Mondays are productivity days at SimpleProductivity blog.
I recently had the opportunity to talk to someone about my blog. “Why productivity?” she asked. And my answer astonished her.
“Because I am lazy.”
Merriam Webster’s defines “lazy” as “disinclined to activity or exertion”.
I am not universally lazy. Just in doing the things that don’t hold my interest. Like dishes. Or laundry. Or scrubbing the grout in the bathroom. Or little things like that which need to be done.
I am also lazy when it comes time to do things I see no point in. Figuring out the latest social media du jour. Or participating in Facebook. Or reading technical manuals that are verbose and vague.
How I Differ From Many Productivity Experts
Almost all of the productivity books I have read have a recommendation for these types of tasks. I’m talking David Allen, Tim Ferris, and Leo Babauta, to name a few. These are tasks that give no payback, and which are really not a good use of skills, such as laundry, housework and other “menial” tasks.
The books say either don’t do them, or delegate them to someone else.
That might be fine and dandy for those authors. And I’m going to tick some people off here by pointing out that by far, these authors are all men, and these basic tasks are either taken care of by wives/significant others or housekeepers.

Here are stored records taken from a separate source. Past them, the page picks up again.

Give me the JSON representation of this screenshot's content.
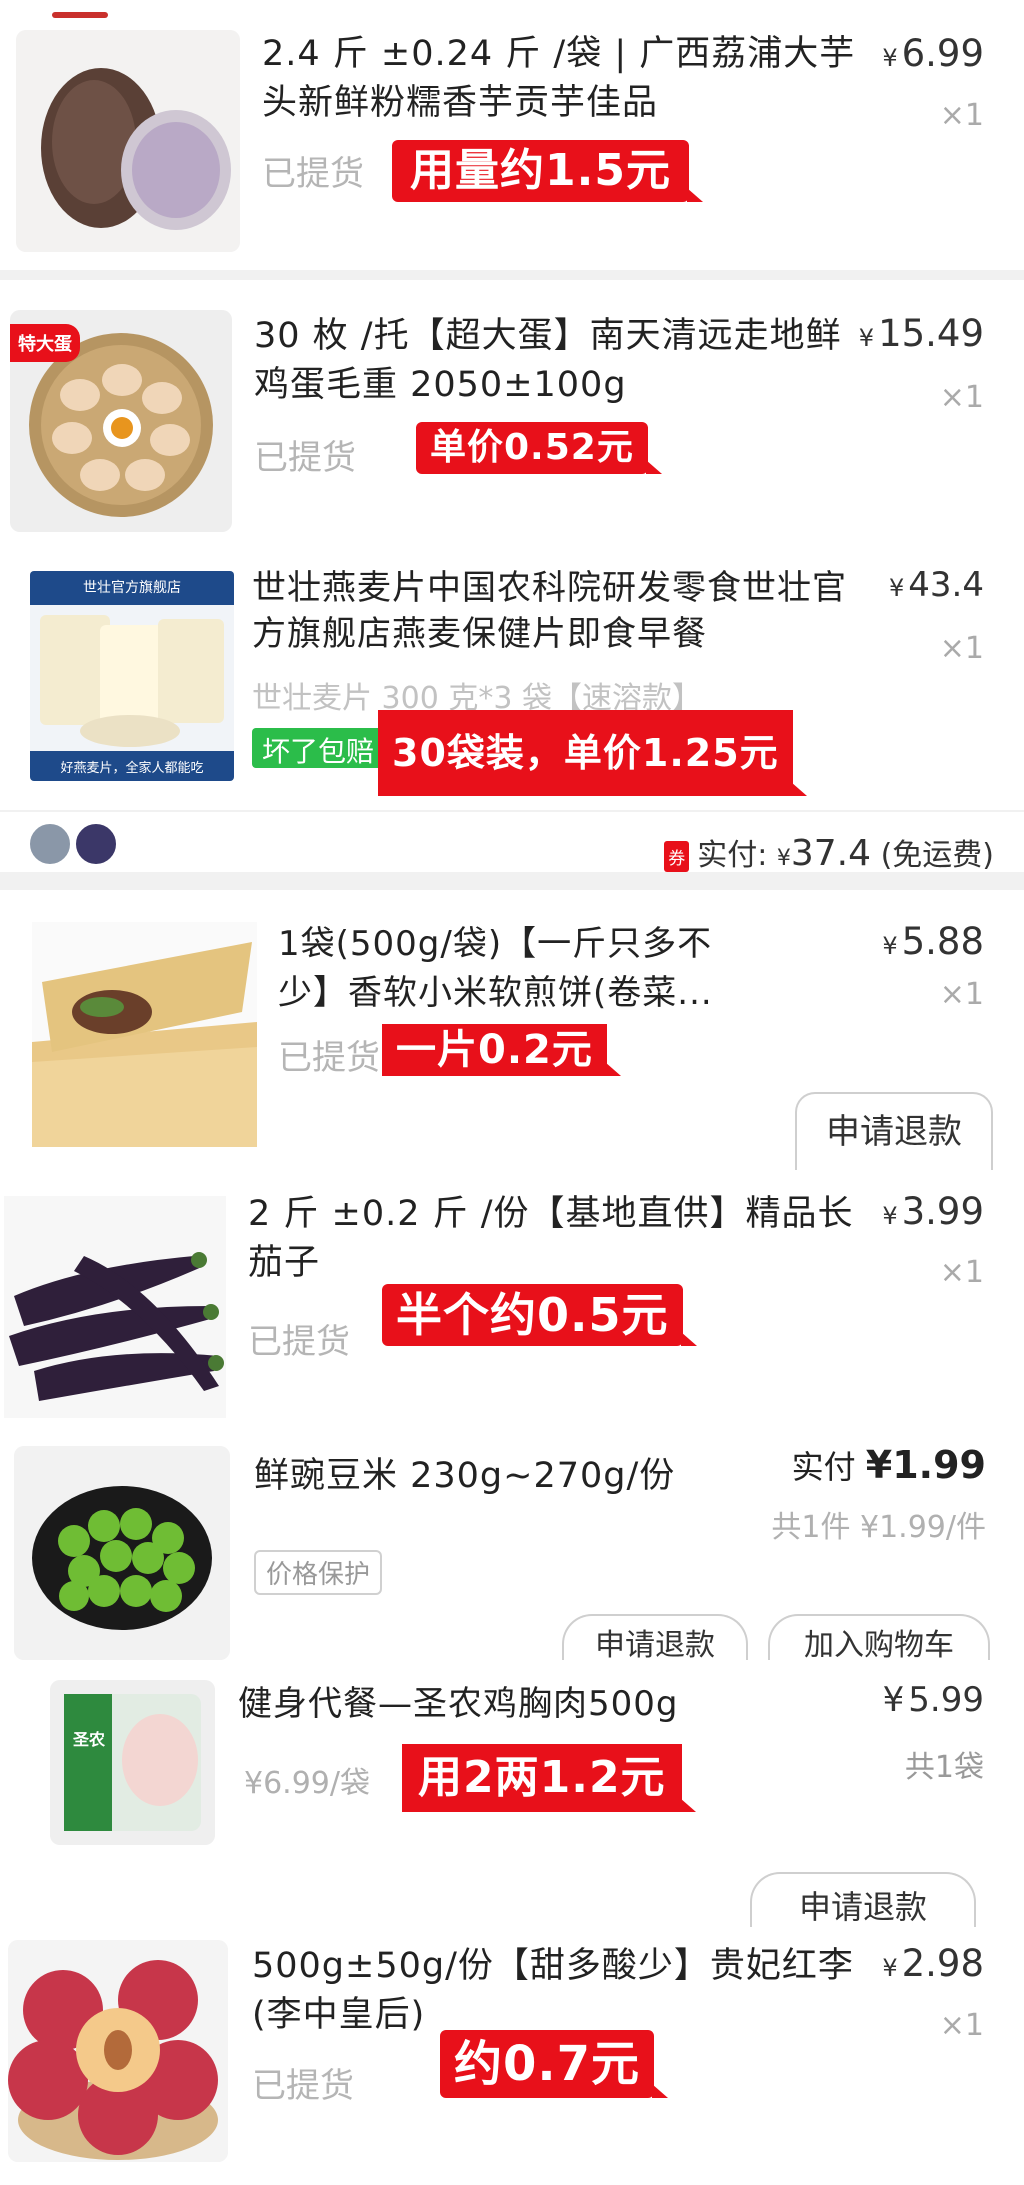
{
  "items": [
    {
      "title": "2.4 斤 ±0.24 斤 /袋 | 广西荔浦大芋头新鲜粉糯香芋贡芋佳品",
      "price": "6.99",
      "qty": "×1",
      "status": "已提货",
      "sticker": "用量约1.5元",
      "icon": "taro-image"
    },
    {
      "badge": "特大蛋",
      "title": "30 枚 /托【超大蛋】南天清远走地鲜鸡蛋毛重 2050±100g",
      "price": "15.49",
      "qty": "×1",
      "status": "已提货",
      "sticker": "单价0.52元",
      "icon": "eggs-image"
    },
    {
      "title": "世壮燕麦片中国农科院研发零食世壮官方旗舰店燕麦保健片即食早餐",
      "sku": "世壮麦片 300 克*3 袋【速溶款】",
      "tag": "坏了包赔",
      "price": "43.4",
      "qty": "×1",
      "sticker": "30袋装，单价1.25元",
      "icon": "oatmeal-image",
      "store_banner": "世壮官方旗舰店",
      "store_footer": "好燕麦片，全家人都能吃"
    },
    {
      "title": "1袋(500g/袋)【一斤只多不少】香软小米软煎饼(卷菜...",
      "price": "5.88",
      "qty": "×1",
      "status": "已提货",
      "sticker": "一片0.2元",
      "button": "申请退款",
      "icon": "pancake-image"
    },
    {
      "title": "2 斤 ±0.2 斤 /份【基地直供】精品长茄子",
      "price": "3.99",
      "qty": "×1",
      "status": "已提货",
      "sticker": "半个约0.5元",
      "icon": "eggplant-image"
    },
    {
      "title": "鲜豌豆米 230g~270g/份",
      "paid_label": "实付",
      "price": "1.99",
      "summary": "共1件 ¥1.99/件",
      "tag": "价格保护",
      "buttons": [
        "申请退款",
        "加入购物车"
      ],
      "icon": "peas-image"
    },
    {
      "title": "健身代餐—圣农鸡胸肉500g",
      "price": "5.99",
      "qty": "共1袋",
      "orig_price": "¥6.99/袋",
      "sticker": "用2两1.2元",
      "button": "申请退款",
      "icon": "chicken-breast-image",
      "pkg_brand": "圣农"
    },
    {
      "title": "500g±50g/份【甜多酸少】贵妃红李(李中皇后)",
      "price": "2.98",
      "qty": "×1",
      "status": "已提货",
      "sticker": "约0.7元",
      "icon": "plum-image"
    }
  ],
  "order_footer": {
    "coupon": "券",
    "paid_label": "实付:",
    "currency": "¥",
    "amount": "37.4",
    "shipping": "(免运费)"
  },
  "currency": "¥",
  "colors": {
    "sticker": "#e8101a",
    "tag_green": "#2bbd4a"
  }
}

I don’t have a wife or housekeeper. My household during the week consists of a child, two cats, a dog and a fish. (Don’t ask me which one would be the best candidate for mopping the floors.) I’m certainly not going to hand my husband a mop the minute he walks in the door every weekend. (I hand him the lawn mower instead.) And I am not going to pay someone to handle my undergarments, in any state, clean or dirty.
Laundry, dishes and housecleaning must get done. I can’t just let them slide because they are not important to my goals, my long-term plans, or my daily productivity. Someone has to do them. And that someone is going to be me.
To a large extent this applies to my job, too. Don’t get me wrong…my job provides intellectual stimulation. I’m very good at what I do, and I’m very well compensated. Yet I work no more hours than I absolutely have to, because it is not my passion. And there is no way on earth that I am going to work more hours to pay for someone to do the routine tasks in my house.
So. I will step off the soapbox now.
My definition of productivity is very simple: do the tasks you have to do, no more and no less. Do them right, so you don’t have to do them over. And do them in the best and simplest way possible so that you are expending no more energy and time than absolutely necessary to do them.
It’s straightforward. Effective and efficient action to get the jobs done.
Laziness and Productivity
That sounds like laziness to me.
I don’t want to spend any more energy or time doing anything. I want that time and energy to do things that excite me and light me up.
So I am very disinclined to activities -at least the wrong ones. And I am very disinclined to exertion, particularly when it is needless.
So I study productivity to feed my laziness.
Why I Am Interesed In Productivity
It all boils down to those two words: effective and efficient.
Efficiency is doing things right. It means taking shortcuts when I can, but not at the cost of the final product. It means being on the lookout for new ways to do things, whether it is automating tasks, using new products, or simplifying things that have become too complicated. (You knew I would work simplicity into this somehow, didn’t you?)
Efficiency means not having to do things over. It means putting enough thought into what I am doing to make sure I am not wasting energy or time. It means making sure that my tools are appropriate and not overly complicated. Efficiency means doing things right the first time.
Effectiveness is doing the right things. It means determining what is truly important to getting a job done, and cutting out the rest. It means working on things that move my life and goals forward. It means learning to distinguish what is the true cake of the task, and what is the frosting. (I’m not a big fan of frosting…)
Effectiveness means not getting sidetracked. It means paying attention to what I am doing. It means monitoring the results I am getting and stopping a task when the payback no longer justifies the effort.
So the secret to my laziness and productivity? Doing the right things right.
What Laziness Gets Me
This “doing the right things right” is a goal. I still get sidetracked. I still have to re-do things. But in the long run, it makes me consider what I am doing and how I am doing it. And I don’t offload tasks just because they don’t further my long-term vision, because there is no one else to do them. I just do them quickly and correctly, and move on.
So I still maintain that laziness drives my productivity. I could take all day creating dinner or doing laundry, but I would rather get through these things so that I can get to the stuff that is higher-level.
What do you think? Can productivity be motivated by laziness? Share below.
Photo by @boetter. Licensed under Creative Commons.